According to a study published today in the Journal Nature, researchers used a "liquid glass" to make complex shapes that are smooth, transparent and have very high resolution. More importantly, these glasses are made with standard, ordinary 3D printers. But the technology also requires a high-temperature oven, which you may not need to use when baking cakes at home. In any case, this study opens up the possibility of using one of the most revolutionary technologies of our time to make very important materials.
Now, 3D printers can be used to make everything from shoes to aircraft components. Of course, the materials used are different, usually plastic, but sometimes metals and ceramics are also used. Glass has some unique properties, such as high hardness, durability, heat insulation and insulation. It is the key material for making high quality lenses for glasses and cameras. But this material is difficult to use in 3D printing because it melts at very high temperatures.

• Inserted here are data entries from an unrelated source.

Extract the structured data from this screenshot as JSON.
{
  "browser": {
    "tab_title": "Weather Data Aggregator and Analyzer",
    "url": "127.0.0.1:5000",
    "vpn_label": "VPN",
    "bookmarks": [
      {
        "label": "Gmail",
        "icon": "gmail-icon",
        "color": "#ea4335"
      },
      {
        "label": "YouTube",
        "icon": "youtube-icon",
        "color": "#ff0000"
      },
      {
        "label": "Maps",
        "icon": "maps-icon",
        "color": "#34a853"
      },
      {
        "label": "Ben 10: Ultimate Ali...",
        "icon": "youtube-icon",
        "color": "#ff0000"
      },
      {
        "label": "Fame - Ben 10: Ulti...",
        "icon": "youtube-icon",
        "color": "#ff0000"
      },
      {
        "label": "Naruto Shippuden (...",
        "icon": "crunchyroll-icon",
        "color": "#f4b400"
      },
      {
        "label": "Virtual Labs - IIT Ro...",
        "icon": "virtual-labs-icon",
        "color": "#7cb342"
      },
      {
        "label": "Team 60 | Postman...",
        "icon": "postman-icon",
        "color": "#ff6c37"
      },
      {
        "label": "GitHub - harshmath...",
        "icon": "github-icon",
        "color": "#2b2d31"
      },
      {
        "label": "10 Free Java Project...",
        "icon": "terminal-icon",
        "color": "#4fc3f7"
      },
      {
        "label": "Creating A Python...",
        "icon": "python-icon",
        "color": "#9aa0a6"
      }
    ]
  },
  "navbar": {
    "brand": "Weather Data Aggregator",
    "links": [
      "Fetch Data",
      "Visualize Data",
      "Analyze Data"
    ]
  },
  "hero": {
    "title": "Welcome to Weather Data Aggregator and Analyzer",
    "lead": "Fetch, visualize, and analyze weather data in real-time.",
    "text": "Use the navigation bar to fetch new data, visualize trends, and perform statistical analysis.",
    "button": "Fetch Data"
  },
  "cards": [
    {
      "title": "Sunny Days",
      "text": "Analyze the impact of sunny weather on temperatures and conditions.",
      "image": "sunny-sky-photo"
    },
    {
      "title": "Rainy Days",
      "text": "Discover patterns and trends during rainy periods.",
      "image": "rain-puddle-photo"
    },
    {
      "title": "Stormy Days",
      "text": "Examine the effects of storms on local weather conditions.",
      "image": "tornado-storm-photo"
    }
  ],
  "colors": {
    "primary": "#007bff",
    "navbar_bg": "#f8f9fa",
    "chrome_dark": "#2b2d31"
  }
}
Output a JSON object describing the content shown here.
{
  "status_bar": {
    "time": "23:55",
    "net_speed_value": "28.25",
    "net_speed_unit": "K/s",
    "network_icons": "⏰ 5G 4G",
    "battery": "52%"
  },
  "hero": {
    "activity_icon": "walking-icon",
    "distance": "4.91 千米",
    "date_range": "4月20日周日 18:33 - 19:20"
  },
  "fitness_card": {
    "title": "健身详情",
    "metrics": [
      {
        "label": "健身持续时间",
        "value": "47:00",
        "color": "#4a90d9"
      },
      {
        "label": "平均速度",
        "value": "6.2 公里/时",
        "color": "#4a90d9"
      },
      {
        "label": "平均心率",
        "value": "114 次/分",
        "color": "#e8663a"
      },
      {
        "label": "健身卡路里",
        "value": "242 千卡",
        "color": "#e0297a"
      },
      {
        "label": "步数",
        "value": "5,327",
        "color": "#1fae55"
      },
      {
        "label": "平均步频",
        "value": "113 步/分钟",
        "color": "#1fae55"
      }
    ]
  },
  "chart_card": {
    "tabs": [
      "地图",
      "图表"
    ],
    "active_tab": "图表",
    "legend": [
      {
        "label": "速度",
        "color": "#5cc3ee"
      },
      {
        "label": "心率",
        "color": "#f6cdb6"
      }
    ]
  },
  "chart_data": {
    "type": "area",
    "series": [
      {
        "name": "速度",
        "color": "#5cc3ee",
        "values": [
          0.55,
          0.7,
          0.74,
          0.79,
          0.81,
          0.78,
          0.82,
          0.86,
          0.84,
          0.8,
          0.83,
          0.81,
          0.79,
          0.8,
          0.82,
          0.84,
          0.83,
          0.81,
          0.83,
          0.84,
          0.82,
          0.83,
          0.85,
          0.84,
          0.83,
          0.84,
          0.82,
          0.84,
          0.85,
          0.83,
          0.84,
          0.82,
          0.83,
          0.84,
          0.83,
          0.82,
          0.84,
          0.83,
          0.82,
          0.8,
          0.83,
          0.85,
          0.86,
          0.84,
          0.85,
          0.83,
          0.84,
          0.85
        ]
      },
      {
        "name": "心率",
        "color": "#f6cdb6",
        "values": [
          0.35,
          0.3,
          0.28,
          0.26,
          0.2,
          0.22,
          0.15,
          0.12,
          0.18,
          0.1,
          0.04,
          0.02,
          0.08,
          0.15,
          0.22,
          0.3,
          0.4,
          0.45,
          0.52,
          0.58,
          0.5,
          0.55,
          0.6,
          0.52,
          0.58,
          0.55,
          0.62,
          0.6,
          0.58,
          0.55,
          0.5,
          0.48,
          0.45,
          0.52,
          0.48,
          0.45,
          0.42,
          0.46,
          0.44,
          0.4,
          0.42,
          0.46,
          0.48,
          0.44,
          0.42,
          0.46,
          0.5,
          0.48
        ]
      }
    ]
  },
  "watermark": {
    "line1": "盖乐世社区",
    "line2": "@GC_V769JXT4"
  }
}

Bastian Rapp, a researcher at the Karlsruhe Institute of Technology, said: "Glass is one of the oldest materials known to mankind. It has been ignored by the 3D Printing Revolution in the 21st century."
Scientists have previously printed glass objects in 3D. MIT scientists have made transparent glass with a special 3-D printer that can raise the temperature to 1900 degrees Fahrenheit (1038 degrees Celsius). Scientists in other places have also made attempts in this regard. As a result, the glass products produced are not very strong and transparent. But according to Leip, the technology mentioned in today's study published in Nature is somewhat different, because it uses 3D printing technology that is already very popular.
The secret is the materials used by Leip and his team. The "liquid glass" they use is a mixture of glass powder and liquid polymer. Specifically, a standard 3D printer prints out objects using liquid glass. The glass particles will melt together and become transparent when they are treated in a high temperature furnace. Researchers have used this technology to create objects such as castle gates, pretzels, and millimeter-scale honeycomb structures. If a 3D printer with higher resolution is used, the resolution of the items produced by this technology will also be higher. These items can also withstand 1472 degrees Fahrenheit (about 800 degrees Celsius).
"This allows us to use one of the oldest materials with the most amazing optical, mechanical and physical properties to have an artistic appearance with the processing of modern 3D printing devices," said Leip. Our goal is to fill the material gap.
Leip said the technology could be used in the future to print composite lenses in smartphone cameras in 3D and components of next-generation microprocessors. But its application potential is infinite, from glass ornaments to glass panels of various complex shapes used in buildings can be manufactured.